Voices Series: Why I believe in the power of storytelling

This blog is part of a series of reflective essays by participants of the Voices to End FGM/C workshops run by Sahiyo and StoryCenter. Through residential and online workshops on digital storytelling, Voices to End FGM/C enables those who have been affected by female genital mutilation/cutting to tell their stories through their own perspectives, in their own words.

By Shabana Feroze

I participated in the Voices To End FGM/C project by Sahiyo, where I also volunteer. What I really took away from participating in this project is the power of storytelling. In this project, videos are made from our past experiences with female genital mutilation/cutting (FGM/C). Each participant has a unique video. We would have weekly online workshops in which we were guided on how to tell our story and the next steps.

When each of the participants would read out her unique take on their experience, I would get chills. It had so much of an impact, listening to what each survivor went through and how it had affected them. 

It was very educational as well, because we were taught the nuances of storytelling. I found that to be the most interesting part: all the details that make a story more impactful and holds interest. I loved how we had very strict guidelines about story and video length. 

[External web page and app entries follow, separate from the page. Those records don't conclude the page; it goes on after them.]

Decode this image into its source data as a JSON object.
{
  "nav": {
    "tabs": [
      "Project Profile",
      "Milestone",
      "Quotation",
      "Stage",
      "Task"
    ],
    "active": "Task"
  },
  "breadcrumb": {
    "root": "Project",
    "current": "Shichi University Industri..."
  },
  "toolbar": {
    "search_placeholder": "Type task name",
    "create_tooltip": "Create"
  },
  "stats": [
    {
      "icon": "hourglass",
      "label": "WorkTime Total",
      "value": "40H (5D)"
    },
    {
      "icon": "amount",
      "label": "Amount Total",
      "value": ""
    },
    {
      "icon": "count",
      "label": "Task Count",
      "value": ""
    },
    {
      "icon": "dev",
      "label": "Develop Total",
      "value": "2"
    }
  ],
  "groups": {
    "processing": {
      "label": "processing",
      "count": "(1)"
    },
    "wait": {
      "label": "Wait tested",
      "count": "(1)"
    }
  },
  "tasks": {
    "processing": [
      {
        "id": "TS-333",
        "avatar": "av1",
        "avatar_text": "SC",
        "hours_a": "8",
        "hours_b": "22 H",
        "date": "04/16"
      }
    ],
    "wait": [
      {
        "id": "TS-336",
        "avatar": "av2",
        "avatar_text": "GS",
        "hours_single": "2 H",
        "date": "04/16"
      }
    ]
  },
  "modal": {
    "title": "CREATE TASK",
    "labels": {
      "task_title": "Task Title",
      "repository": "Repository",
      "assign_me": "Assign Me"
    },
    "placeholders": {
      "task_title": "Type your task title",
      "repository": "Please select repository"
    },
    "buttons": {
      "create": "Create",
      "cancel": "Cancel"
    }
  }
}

I relate to all this because I’m a marketer by profession. I believe in the power of storytelling for brands and marketing campaigns, so this was a strong reassurance that I was on the right path. All the little things I learned about what makes a story powerful and what makes a story stay with you definitely helped me in my profession as well. I could apply that knowledge to my professional work.

I also learned about teamwork and how step-by-step a big project comes to fruition. I’ve never worked on a project on an international level where the participants are all based in different countries and different time zones. Yet all of us came together and we did what was required of us, thanks to the effort and patience of Mariya and Amy, our facilitators. 

I’ve gained so much from participating in this project, more than I expected. I hope that our voices reach the highest levels and help to create change to stop this tradition.